Work to be completed – Look through the material below and copy every line containing the word "LeaderboardsStyle".
-- Opening Marker --
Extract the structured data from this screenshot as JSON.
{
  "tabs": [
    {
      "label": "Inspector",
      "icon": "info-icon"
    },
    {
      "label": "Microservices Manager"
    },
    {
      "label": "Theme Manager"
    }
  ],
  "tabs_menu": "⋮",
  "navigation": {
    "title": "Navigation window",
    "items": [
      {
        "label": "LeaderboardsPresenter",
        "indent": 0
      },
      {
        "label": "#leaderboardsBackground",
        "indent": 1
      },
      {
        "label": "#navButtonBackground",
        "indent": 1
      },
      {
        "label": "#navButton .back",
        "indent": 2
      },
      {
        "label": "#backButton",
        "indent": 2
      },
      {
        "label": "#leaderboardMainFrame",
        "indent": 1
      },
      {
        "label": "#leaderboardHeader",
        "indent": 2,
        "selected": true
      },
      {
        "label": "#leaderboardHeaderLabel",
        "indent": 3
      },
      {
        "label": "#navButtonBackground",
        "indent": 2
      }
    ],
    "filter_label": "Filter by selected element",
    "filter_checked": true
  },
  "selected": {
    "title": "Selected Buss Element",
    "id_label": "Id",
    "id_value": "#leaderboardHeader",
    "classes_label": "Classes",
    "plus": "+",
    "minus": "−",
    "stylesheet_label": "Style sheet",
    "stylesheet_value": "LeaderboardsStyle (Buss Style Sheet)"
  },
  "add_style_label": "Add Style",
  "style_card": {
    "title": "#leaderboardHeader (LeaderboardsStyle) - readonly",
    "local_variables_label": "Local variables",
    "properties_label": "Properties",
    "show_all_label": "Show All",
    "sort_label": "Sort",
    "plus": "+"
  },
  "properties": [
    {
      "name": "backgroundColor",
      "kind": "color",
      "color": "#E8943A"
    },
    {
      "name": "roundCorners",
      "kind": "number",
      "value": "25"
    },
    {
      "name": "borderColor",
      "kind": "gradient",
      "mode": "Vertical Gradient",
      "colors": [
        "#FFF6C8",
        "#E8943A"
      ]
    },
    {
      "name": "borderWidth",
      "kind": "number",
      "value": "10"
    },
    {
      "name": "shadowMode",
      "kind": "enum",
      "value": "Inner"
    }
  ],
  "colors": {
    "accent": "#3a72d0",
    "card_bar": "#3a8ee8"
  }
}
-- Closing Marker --
Answer to this problem –
    "stylesheet_value": "LeaderboardsStyle (Buss Style Sheet)"
    "title": "#leaderboardHeader (LeaderboardsStyle) - readonly",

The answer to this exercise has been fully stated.